Every Man His Own Pundit
Can blogs be reliable sources of information? As is always the case, don't believe everything you read on the Internet.
At the turn of the last century, great-grandfather Pea was making a decent
living as a hostler. Since the word is obscure, I should remind you that
a hostler was the person who took care of the horses at an inn. Great-grandpa
felt comfortable in his work and was looking forward to many years of
quality horse care. Then Henry Ford started shipping those danged noisy
tin cans. It was all downhill from there.
Auntie is starting to feel much the same way about her profession of
pundit. Sure, it's been a great run, writing about computerata and
sundry associated topics for the last decade or so. But there's this awful
innovation that's making us obsolete. I refer, of course, to the horridly
fast rise of the terribly non-euphonious blog.
Take the column I write for this very magazine. I've devoted myself to
reading the Microsoft tea leaves on your behalf, trying to figure out
the next move we should expect from the behemoth of Redmond. But now,
you just need to hop over to http://www.microsoft.com/communities/blogs/PortalHome.mspx
to find over 400 people who work at Microsoft and who spill their thoughts
and plans across the virtual printed page on a regular basis.
Sure, some of the contents of any blog, even one from inside the "Big
House" (as those in the know are calling it these days) are utterly
trivial. Births, camping trips (why does every Softie go camping for their
vacation?), city council meetings, and discussions of blogging software
are the detritus of every blog, not just those from Microsoft folks. But
you'll also find announcements of new product releases, requests for feedback
on coming features, dissections of past bugs, and even hints of competitive
positioning in these blogs.
Beyond leaking information, blogs appear to be changing Microsoft's culture
in other ways. Over the last few years, Microsoft has hired a number of
prominent "rock star" bloggers (like Don
Box, Chris Sells, and
Robert Scoble) to develop
or evangelize Microsoft products, and their online efforts have remained
an important part of their jobs. Meanwhile, related projects like Channel9
helping promote a new level of corporate transparency for Softies.
So where does this leave the professional pundit? Why should you listen
to my opinions on SharePoint Portal Server when you can hop over to the
Microsoft site and read what dozens of people from the SharePoint team
have to say themselves? Who cares about my perception of Microsoft hiring
when a pair of prolific recruiters are dissecting the process from the
Well, for starters, you probably don't have time to read 400 blogs.
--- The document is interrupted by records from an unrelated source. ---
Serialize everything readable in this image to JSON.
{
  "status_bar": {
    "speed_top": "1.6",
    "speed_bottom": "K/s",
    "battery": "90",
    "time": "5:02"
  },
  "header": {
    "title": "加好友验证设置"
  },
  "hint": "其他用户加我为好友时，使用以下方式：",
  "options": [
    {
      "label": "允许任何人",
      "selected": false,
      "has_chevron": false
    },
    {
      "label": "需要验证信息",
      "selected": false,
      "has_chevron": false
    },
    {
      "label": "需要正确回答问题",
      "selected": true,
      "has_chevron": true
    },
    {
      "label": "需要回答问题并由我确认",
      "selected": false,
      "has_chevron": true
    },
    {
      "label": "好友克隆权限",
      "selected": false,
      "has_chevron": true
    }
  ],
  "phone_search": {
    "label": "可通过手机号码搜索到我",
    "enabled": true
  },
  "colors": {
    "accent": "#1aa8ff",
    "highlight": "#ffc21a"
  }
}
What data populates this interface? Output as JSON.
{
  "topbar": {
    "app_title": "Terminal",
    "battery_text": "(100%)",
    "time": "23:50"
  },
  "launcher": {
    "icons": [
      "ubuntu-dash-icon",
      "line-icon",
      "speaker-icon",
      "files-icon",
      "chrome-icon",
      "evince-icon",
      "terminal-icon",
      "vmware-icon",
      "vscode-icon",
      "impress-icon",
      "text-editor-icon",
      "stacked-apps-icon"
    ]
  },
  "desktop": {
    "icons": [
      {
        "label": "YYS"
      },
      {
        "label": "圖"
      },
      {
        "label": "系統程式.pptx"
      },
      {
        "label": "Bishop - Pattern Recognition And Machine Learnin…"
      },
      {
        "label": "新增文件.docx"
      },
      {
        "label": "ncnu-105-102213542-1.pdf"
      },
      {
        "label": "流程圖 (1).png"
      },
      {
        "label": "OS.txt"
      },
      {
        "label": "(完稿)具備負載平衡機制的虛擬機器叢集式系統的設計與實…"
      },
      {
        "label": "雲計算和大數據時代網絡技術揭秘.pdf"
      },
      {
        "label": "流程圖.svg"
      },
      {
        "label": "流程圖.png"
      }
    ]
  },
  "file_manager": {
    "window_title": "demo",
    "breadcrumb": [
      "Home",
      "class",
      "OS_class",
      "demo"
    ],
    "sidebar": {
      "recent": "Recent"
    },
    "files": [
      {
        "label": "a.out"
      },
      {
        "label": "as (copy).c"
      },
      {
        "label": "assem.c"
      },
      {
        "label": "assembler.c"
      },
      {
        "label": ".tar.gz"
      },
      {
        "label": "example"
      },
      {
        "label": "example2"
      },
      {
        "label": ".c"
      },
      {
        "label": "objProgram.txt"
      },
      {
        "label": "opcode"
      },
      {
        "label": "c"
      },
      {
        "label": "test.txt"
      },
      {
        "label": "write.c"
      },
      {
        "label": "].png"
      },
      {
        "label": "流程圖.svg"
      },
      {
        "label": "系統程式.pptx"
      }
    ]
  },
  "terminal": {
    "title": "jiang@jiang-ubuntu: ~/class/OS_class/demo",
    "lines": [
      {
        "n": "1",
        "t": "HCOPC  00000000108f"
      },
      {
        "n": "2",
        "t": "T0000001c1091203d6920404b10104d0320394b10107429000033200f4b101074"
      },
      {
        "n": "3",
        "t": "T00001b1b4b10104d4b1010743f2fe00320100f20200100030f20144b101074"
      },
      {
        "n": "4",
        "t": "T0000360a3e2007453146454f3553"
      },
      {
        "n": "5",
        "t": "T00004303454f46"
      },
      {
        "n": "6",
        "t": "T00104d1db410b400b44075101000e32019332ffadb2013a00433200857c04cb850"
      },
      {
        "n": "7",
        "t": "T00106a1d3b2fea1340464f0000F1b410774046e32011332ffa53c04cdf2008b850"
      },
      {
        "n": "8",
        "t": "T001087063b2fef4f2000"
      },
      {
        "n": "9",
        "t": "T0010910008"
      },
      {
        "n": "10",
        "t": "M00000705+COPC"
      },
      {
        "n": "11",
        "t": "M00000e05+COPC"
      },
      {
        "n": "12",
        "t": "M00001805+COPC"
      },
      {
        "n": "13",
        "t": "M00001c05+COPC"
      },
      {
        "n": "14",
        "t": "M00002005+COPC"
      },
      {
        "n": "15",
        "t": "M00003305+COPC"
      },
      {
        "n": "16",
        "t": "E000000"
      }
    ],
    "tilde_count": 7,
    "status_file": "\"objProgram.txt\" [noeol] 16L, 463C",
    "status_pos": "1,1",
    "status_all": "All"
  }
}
Auntie
doesn't either, even with the help of good RSS software, but she can certainly
skim headlines and pick out interesting topics to follow up. As the blog
explosion continues (and it shows no sign of stopping), this sort of filtering
service will become more and more useful to you, my loyal readers.
Then there's the FUD factor. Now, far be it from this cynical gal to accuse
Microsoft of pushing fear, uncertainty, and doubt
at prospective customers in the past. But there are plenty of folks who
swear that such things have happened. As yet, to their credit, there's
no real sign (beyond some boilerplate disclaimer language) that anyone
in the legal or corporate management portions of Microsoft are taking
notice of blogs. But the possibilities are definitely there. Imagine fifty
different Microsoft bloggers writing about a coming feature that they
know will be cut from the product, just to prevent customers from switching
to a competing vendor. The best way to avoid such scenarios is to have
independent analysts take blogging into account, along with all the other
channels of information.
Still, it's clear that you can get more information directly from Microsoft
than ever before and that blogs are an important way for this information
to spread. The savvy sysadmin or developer will spend some time to identify
key blogs in her own area, and keep an eye on them-and then depend on
folks like dear old Auntie to monitor the rest. At least, that's the way
that I think it should be.
Just in case, would anyone care to hire a hostler?
Do you trust Microsoft's blogs for the straight dope? Or are you so
cynical that you just assume it's all spin? Drop a line to Auntie@mcpmag.com
and get the chance to win an MCPmag.com hat. The best comments
will be published in a future online column.
Em C. Pea, MCP, is a technology consultant, writer and now budding nanotechnologist who you can expect to turn up somewhere writing about technology once again.